Lady Macbeth in 2015 film
Lady Macbeth in the 2015 film adaptation of Shakespeare’s play Macbeth (See-Saw Films)

This film makes it even more apparent that Shakespeare’s Lady Macbeth was used as a source of inspiration for Lady Jessica on screen, a curious choice for a reference character (Rebecca Ferguson Talks Dune, Lady Jessica, and the Epic Scale of Denis Villeneuve’s Films). Lady Macbeth is power-hungry and able to convince her spouse to do something he is reluctant to do: betray his king and seize the throne. When Jessica acts as a force against what Paul says he wants, against what Chani wants for the Fremen, she takes on a similar near-villainous persona.

But this is not how Jessica is crafted in the book. She has a strong hand in guiding and shaping Paul, and he trusts her and wants her at his side advising him. This is a special aspect of the story, that the male hero takes his journey with his mother, who acted out of pride to bear and train the long-awaited Kwisatz Haderach herself, rather than patiently waiting for the right time in the breeding program. The mother-son bond is a key component of the book. They don’t always agree, but they work together to find their way back to their seat of rule. The film undercuts this relationship and instead reduces Jessica to a schemer increasingly alienated from her son, whispering to her fetus.

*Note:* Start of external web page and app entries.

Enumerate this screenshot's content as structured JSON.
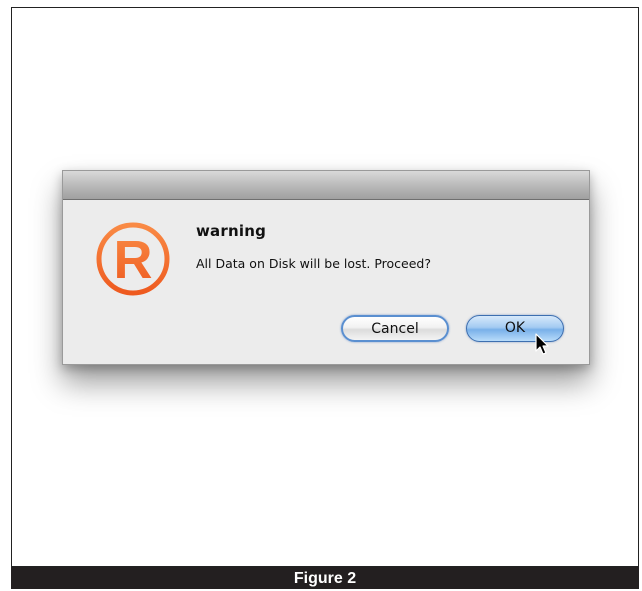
{
  "dialog": {
    "title": "warning",
    "message": "All Data on Disk will be lost. Proceed?",
    "icon": "registered-trademark-icon",
    "buttons": {
      "cancel_label": "Cancel",
      "ok_label": "OK"
    }
  },
  "caption": "Figure 2",
  "colors": {
    "icon_orange": "#f26b2a",
    "default_button_blue": "#8fbfef"
  }
}
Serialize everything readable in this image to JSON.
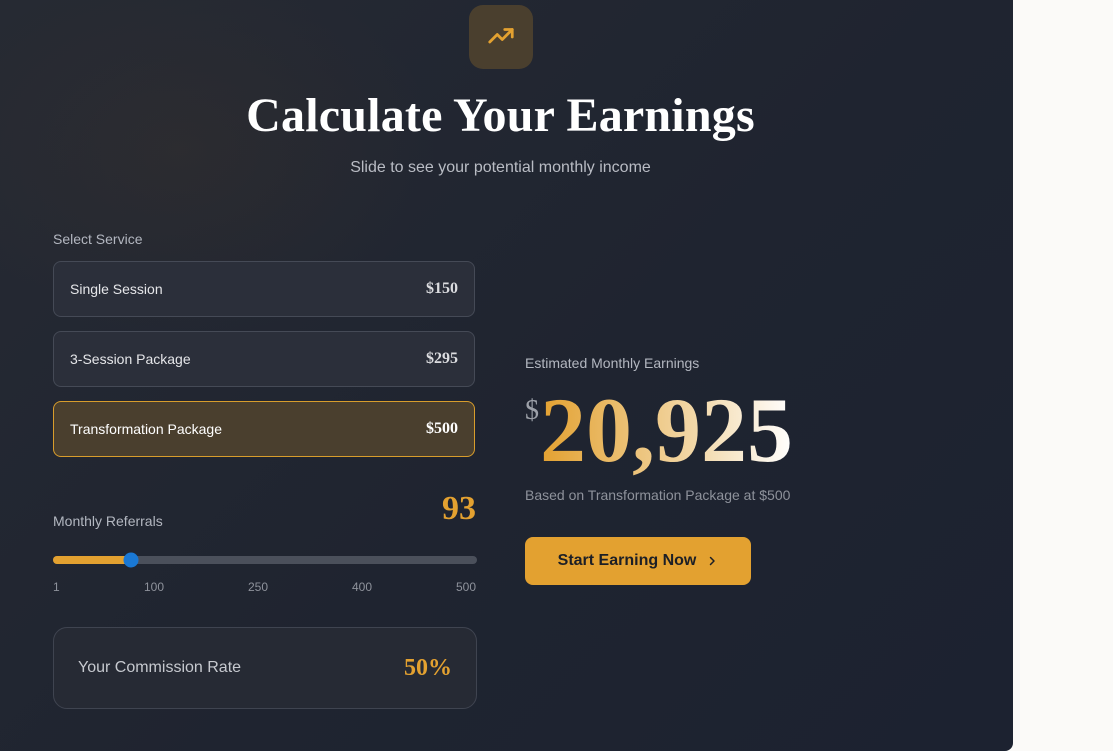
{
  "colors": {
    "accent": "#e3a130",
    "card_background": "#1f2430",
    "selected_background": "#4a3f2e",
    "slider_thumb": "#1a78d4"
  },
  "header": {
    "icon": "trending-up-icon",
    "title": "Calculate Your Earnings",
    "subtitle": "Slide to see your potential monthly income"
  },
  "services": {
    "label": "Select Service",
    "items": [
      {
        "name": "Single Session",
        "price": "$150",
        "selected": false
      },
      {
        "name": "3-Session Package",
        "price": "$295",
        "selected": false
      },
      {
        "name": "Transformation Package",
        "price": "$500",
        "selected": true
      }
    ]
  },
  "referrals": {
    "label": "Monthly Referrals",
    "value": "93",
    "slider": {
      "min": 1,
      "max": 500,
      "current": 93,
      "ticks": [
        "1",
        "100",
        "250",
        "400",
        "500"
      ]
    }
  },
  "commission": {
    "label": "Your Commission Rate",
    "value": "50%"
  },
  "earnings": {
    "label": "Estimated Monthly Earnings",
    "currency": "$",
    "amount": "20,925",
    "basis": "Based on Transformation Package at $500"
  },
  "cta": {
    "label": "Start Earning Now",
    "icon": "chevron-right-icon"
  }
}
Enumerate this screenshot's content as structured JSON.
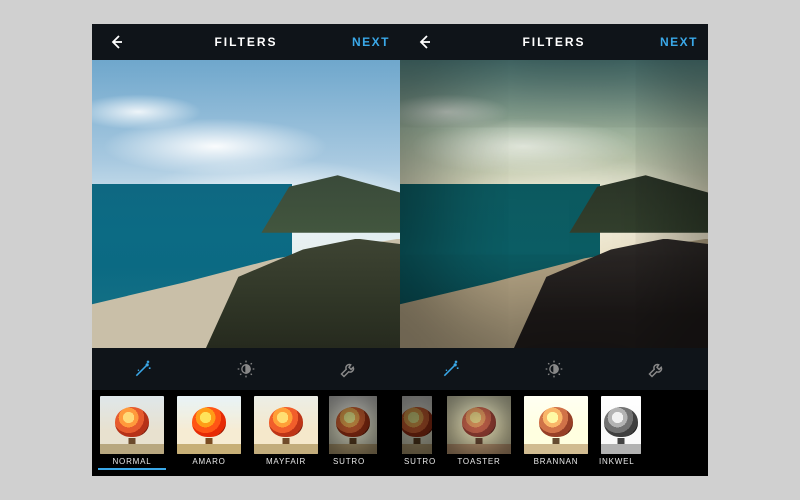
{
  "colors": {
    "accent": "#3aa8e8",
    "bg_dark": "#0f1419"
  },
  "header": {
    "title": "FILTERS",
    "next_label": "NEXT",
    "back_icon": "arrow-left"
  },
  "tools": {
    "items": [
      {
        "name": "magic-wand-icon",
        "active": true
      },
      {
        "name": "brightness-icon",
        "active": false
      },
      {
        "name": "wrench-icon",
        "active": false
      }
    ]
  },
  "phones": {
    "left": {
      "filters": [
        {
          "label": "NORMAL",
          "key": "normal",
          "selected": true
        },
        {
          "label": "AMARO",
          "key": "amaro",
          "selected": false
        },
        {
          "label": "MAYFAIR",
          "key": "mayfair",
          "selected": false
        },
        {
          "label": "SUTRO",
          "key": "sutro",
          "selected": false,
          "cut": true
        }
      ]
    },
    "right": {
      "filters": [
        {
          "label": "SUTRO",
          "key": "sutro",
          "selected": false,
          "cut": true
        },
        {
          "label": "TOASTER",
          "key": "toaster",
          "selected": false
        },
        {
          "label": "BRANNAN",
          "key": "brannan",
          "selected": false
        },
        {
          "label": "INKWELL",
          "key": "inkwell",
          "selected": false,
          "cut": true
        }
      ]
    }
  }
}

Dune: Part Two briefly shoehorns Lady Margot Fenring in to perform only one of her roles from the book, that of a seductress who can maintain the Harkonnen bloodline for the Bene Gesserit breeding program. Princess Irulan appears too, under the thumb of Mohiam, who makes the Bene Gesserit seem vengeful in her late reveal about the order’s involvement in the downfall of House Atreides, a substantive deviation from the book. There is little to no room for enough character development to go beyond the stereotype of women as ‘femme fatales’ who manipulate and trap the men around them. And the lack of the Guild’s presence at the end prevents the audience from seeing this other major faction and how it plays similar games of politics. But there is time to show a vision of a grown-up Alia telling Paul she loves him, and to show Jessica and Mohiam communicating telepathically, neither of which is from the book.

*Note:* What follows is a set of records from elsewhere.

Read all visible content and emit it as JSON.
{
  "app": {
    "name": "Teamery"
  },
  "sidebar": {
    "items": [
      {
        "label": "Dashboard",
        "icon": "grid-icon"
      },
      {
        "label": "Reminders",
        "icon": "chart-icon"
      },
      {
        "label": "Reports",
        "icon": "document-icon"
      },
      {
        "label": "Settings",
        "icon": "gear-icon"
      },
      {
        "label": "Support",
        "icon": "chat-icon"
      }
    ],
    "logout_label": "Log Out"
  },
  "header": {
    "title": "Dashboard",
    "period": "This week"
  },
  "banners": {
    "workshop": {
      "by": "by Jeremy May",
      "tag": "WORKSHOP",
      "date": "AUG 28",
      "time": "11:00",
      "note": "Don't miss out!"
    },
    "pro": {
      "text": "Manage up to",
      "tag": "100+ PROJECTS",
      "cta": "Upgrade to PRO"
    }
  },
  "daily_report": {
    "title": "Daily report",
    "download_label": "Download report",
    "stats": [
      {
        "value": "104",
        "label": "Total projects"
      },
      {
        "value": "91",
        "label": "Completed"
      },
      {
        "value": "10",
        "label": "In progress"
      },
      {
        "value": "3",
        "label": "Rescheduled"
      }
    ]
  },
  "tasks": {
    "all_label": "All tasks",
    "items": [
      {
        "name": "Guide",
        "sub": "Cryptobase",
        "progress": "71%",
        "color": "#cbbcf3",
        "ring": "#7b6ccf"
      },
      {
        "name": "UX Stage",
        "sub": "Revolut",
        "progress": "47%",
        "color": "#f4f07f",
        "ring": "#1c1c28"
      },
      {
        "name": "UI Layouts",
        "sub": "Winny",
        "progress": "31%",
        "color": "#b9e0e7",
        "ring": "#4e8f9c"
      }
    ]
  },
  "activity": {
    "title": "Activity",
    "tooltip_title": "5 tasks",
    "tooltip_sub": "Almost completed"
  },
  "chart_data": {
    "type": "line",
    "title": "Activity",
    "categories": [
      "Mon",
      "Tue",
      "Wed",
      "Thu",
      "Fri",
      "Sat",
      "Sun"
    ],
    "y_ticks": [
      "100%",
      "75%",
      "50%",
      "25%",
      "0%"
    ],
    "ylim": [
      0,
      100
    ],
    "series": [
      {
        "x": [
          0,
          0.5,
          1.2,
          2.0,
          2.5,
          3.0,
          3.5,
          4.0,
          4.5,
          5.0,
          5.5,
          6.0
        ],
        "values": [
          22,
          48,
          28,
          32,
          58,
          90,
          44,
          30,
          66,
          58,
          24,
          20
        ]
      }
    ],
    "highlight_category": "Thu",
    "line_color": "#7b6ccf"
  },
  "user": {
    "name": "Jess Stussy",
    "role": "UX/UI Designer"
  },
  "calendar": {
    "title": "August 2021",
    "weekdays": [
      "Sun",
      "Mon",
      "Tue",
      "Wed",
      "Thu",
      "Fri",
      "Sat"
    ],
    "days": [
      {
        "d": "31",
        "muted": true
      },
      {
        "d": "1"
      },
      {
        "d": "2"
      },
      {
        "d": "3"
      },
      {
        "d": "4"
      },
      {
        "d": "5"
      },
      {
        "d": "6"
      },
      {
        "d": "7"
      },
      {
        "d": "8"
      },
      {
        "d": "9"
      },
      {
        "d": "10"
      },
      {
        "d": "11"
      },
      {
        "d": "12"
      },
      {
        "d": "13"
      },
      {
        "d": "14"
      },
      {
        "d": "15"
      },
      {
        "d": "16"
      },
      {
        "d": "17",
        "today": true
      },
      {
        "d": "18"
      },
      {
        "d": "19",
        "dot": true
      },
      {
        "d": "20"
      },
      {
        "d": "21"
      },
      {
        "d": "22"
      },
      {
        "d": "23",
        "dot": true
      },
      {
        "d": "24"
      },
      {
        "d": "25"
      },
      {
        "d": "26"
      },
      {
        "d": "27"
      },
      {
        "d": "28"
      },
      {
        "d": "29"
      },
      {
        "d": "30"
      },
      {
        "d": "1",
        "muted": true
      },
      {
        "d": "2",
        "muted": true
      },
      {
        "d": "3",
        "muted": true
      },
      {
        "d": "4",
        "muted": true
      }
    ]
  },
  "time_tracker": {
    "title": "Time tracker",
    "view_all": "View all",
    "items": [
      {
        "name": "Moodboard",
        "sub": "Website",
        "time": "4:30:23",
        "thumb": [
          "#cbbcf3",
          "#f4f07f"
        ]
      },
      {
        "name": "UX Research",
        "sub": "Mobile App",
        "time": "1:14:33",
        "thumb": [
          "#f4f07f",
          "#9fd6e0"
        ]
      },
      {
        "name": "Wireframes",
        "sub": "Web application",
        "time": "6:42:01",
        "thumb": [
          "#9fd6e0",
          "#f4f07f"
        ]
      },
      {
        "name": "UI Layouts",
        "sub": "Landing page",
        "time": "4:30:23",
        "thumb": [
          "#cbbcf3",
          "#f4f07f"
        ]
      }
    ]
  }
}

Lady Margot Fenring in Dune: Part Two
Lady Margot Fenring appears as a seductive figure to entrap Feyd-Rautha Harkonnen and continue the Bene Gesserit breeding program (Dune: Part Two, Warner Bros.)

Closing Thoughts

In the book Dune, author Frank Herbert crafted the Bene Gesserit as a way of showing and critiquing the power of religious ideas and the idea that humanity could or should be tightly controlled. In the process of developing this order of women, he equipped them with an incredible amount of control over their bodies and the skills and astuteness to wield power and influence through various channels. Likely modeled off of Herbert’s beloved spouse and writing partner Beverly, the character of Jessica remains one of the most fully developed female characters in science fiction, as well as being a three-dimensional mother figure.

Meanwhile, Denis Villeneuve’s film adaptations, seemingly in an attempt to be progressive, de-emphasize women’s love and concern for men and turn Jessica into a more violent character who loses the respect of her son and is left to her own devices. (The change to Chani is another story altogether…) The films emphasize the Bene Gesserit’s scheming and manipulation, which threatens to solidify the audience’s view of them as primarily villainous and reinforce problematic stereotypes about powerful women.